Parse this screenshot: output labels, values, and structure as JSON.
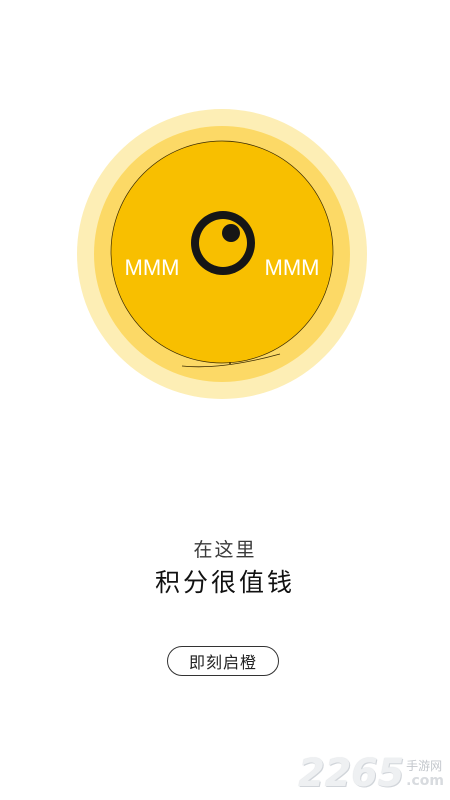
{
  "hero": {
    "zigzag_left_text": "MMM",
    "zigzag_right_text": "MMM",
    "colors": {
      "outer_ring": "#fdeeb5",
      "middle_ring": "#fcd966",
      "inner_disc": "#f8bf00",
      "eye": "#161616"
    }
  },
  "subtitle": "在这里",
  "title": "积分很值钱",
  "cta_button_label": "即刻启橙",
  "watermark": {
    "number": "2265",
    "chinese": "手游网",
    "domain": ".com"
  }
}
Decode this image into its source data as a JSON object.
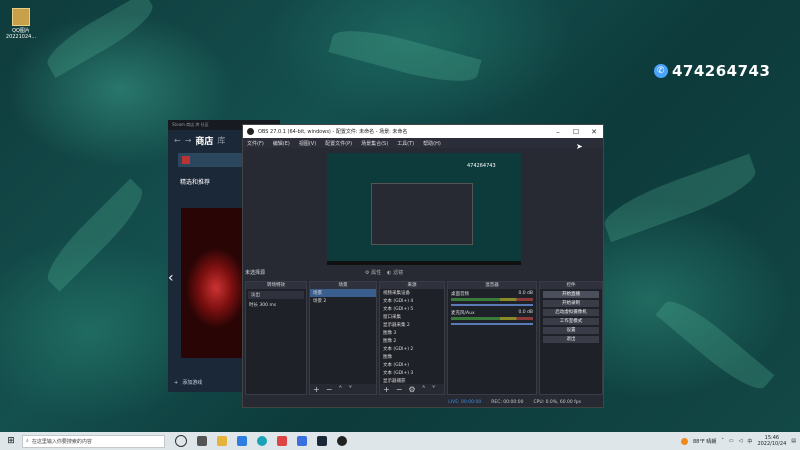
{
  "desktop": {
    "icon_label_1": "QQ图片",
    "icon_label_2": "20221024...",
    "qq_number": "474264743"
  },
  "store": {
    "topbar": "Steam 商店 库 社区",
    "title": "商店",
    "subtab": "库",
    "feature_label": "精选和推荐",
    "add_label": "添加游戏"
  },
  "obs": {
    "title": "OBS 27.0.1 (64-bit, windows) - 配置文件: 未命名 - 场景: 未命名",
    "menu": [
      "文件(F)",
      "编辑(E)",
      "视图(V)",
      "配置文件(P)",
      "场景集合(S)",
      "工具(T)",
      "帮助(H)"
    ],
    "preview_badge": "474264743",
    "no_source": "未选择源",
    "prop_label": "属性",
    "filter_label": "滤镜",
    "transitions": {
      "header": "转场特效",
      "type": "淡出",
      "duration_label": "时长",
      "duration_value": "300 ms"
    },
    "scenes": {
      "header": "场景",
      "items": [
        "场景",
        "场景 2"
      ]
    },
    "sources": {
      "header": "来源",
      "items": [
        "视频采集设备",
        "文本 (GDI+) 4",
        "文本 (GDI+) 5",
        "窗口采集",
        "显示器采集 2",
        "图像 3",
        "图像 2",
        "文本 (GDI+) 2",
        "图像",
        "文本 (GDI+)",
        "文本 (GDI+) 3",
        "显示器捕获"
      ]
    },
    "mixer": {
      "header": "混音器",
      "channels": [
        {
          "name": "桌面音频",
          "value": "0.0 dB"
        },
        {
          "name": "麦克风/Aux",
          "value": "0.0 dB"
        }
      ]
    },
    "controls": {
      "header": "控件",
      "buttons": [
        "开始直播",
        "开始录制",
        "启动虚拟摄像机",
        "工作室模式",
        "设置",
        "退出"
      ]
    },
    "status": {
      "live": "LIVE: 00:00:00",
      "rec": "REC: 00:00:00",
      "cpu": "CPU: 0.0%, 60.00 fps"
    }
  },
  "taskbar": {
    "search_placeholder": "在这里输入你要搜索的内容",
    "weather": "88°F 晴朗",
    "time": "15:46",
    "date": "2022/10/24"
  }
}
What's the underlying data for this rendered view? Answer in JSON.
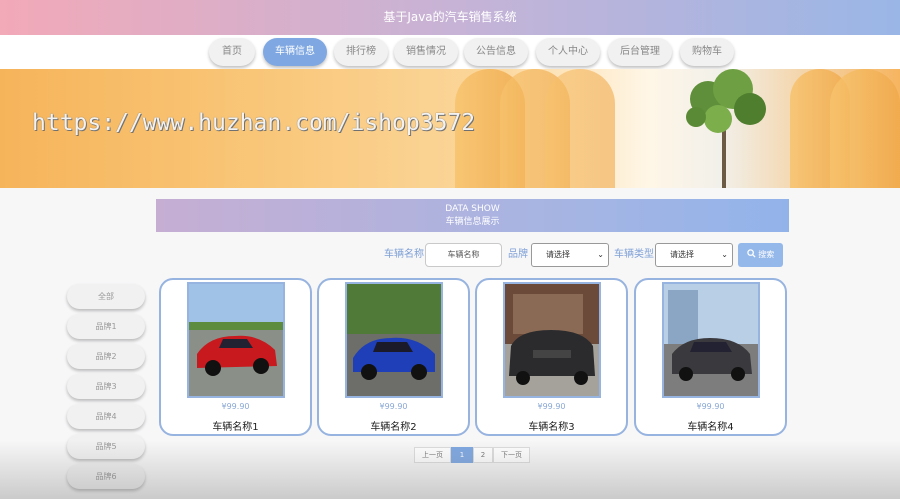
{
  "header": {
    "title": "基于Java的汽车销售系统"
  },
  "nav": [
    {
      "label": "首页",
      "active": false
    },
    {
      "label": "车辆信息",
      "active": true
    },
    {
      "label": "排行榜",
      "active": false
    },
    {
      "label": "销售情况",
      "active": false
    },
    {
      "label": "公告信息",
      "active": false
    },
    {
      "label": "个人中心",
      "active": false
    },
    {
      "label": "后台管理",
      "active": false
    },
    {
      "label": "购物车",
      "active": false
    }
  ],
  "banner": {
    "watermark": "https://www.huzhan.com/ishop3572"
  },
  "section": {
    "title_en": "DATA SHOW",
    "title_cn": "车辆信息展示"
  },
  "search": {
    "name_label": "车辆名称",
    "name_placeholder": "车辆名称",
    "brand_label": "品牌",
    "brand_value": "请选择",
    "type_label": "车辆类型",
    "type_value": "请选择",
    "button_label": "搜索"
  },
  "brands": [
    "全部",
    "品牌1",
    "品牌2",
    "品牌3",
    "品牌4",
    "品牌5",
    "品牌6"
  ],
  "cars": [
    {
      "price": "¥99.90",
      "name": "车辆名称1",
      "color": "#c8191e"
    },
    {
      "price": "¥99.90",
      "name": "车辆名称2",
      "color": "#1f3fb8"
    },
    {
      "price": "¥99.90",
      "name": "车辆名称3",
      "color": "#2b2b2e"
    },
    {
      "price": "¥99.90",
      "name": "车辆名称4",
      "color": "#3a3a3e"
    }
  ],
  "pagination": {
    "prev": "上一页",
    "pages": [
      "1",
      "2"
    ],
    "current": "1",
    "next": "下一页"
  }
}
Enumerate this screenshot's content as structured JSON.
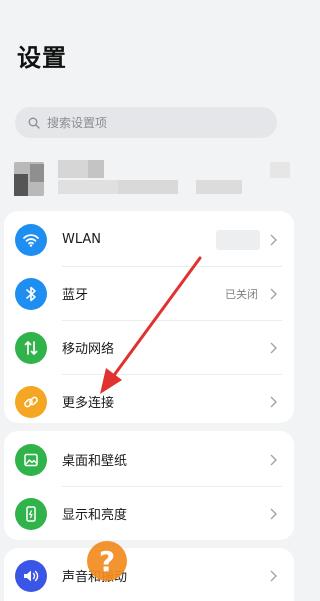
{
  "header": {
    "title": "设置"
  },
  "search": {
    "placeholder": "搜索设置项",
    "icon": "search-icon"
  },
  "settings": {
    "wlan": {
      "label": "WLAN",
      "icon": "wifi-icon",
      "color": "#1f8ef1"
    },
    "bluetooth": {
      "label": "蓝牙",
      "value": "已关闭",
      "icon": "bluetooth-icon",
      "color": "#1f8ef1"
    },
    "mobile_network": {
      "label": "移动网络",
      "icon": "mobile-data-icon",
      "color": "#2fb34a"
    },
    "more_connections": {
      "label": "更多连接",
      "icon": "link-icon",
      "color": "#f5a623"
    },
    "wallpaper": {
      "label": "桌面和壁纸",
      "icon": "image-icon",
      "color": "#2fb34a"
    },
    "display": {
      "label": "显示和亮度",
      "icon": "display-icon",
      "color": "#2fb34a"
    },
    "sound": {
      "label": "声音和振动",
      "icon": "speaker-icon",
      "color": "#3b55e6"
    }
  },
  "overlays": {
    "help_badge_text": "?",
    "arrow_color": "#e0322e"
  }
}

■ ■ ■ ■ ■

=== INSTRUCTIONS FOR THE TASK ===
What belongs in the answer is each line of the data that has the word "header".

=== PROBLEM SOLUTION ===
      "header": "转场特效",
      "header": "场景",
      "header": "来源",
      "header": "混音器",
      "header": "控件",
  "header": {
  "header": {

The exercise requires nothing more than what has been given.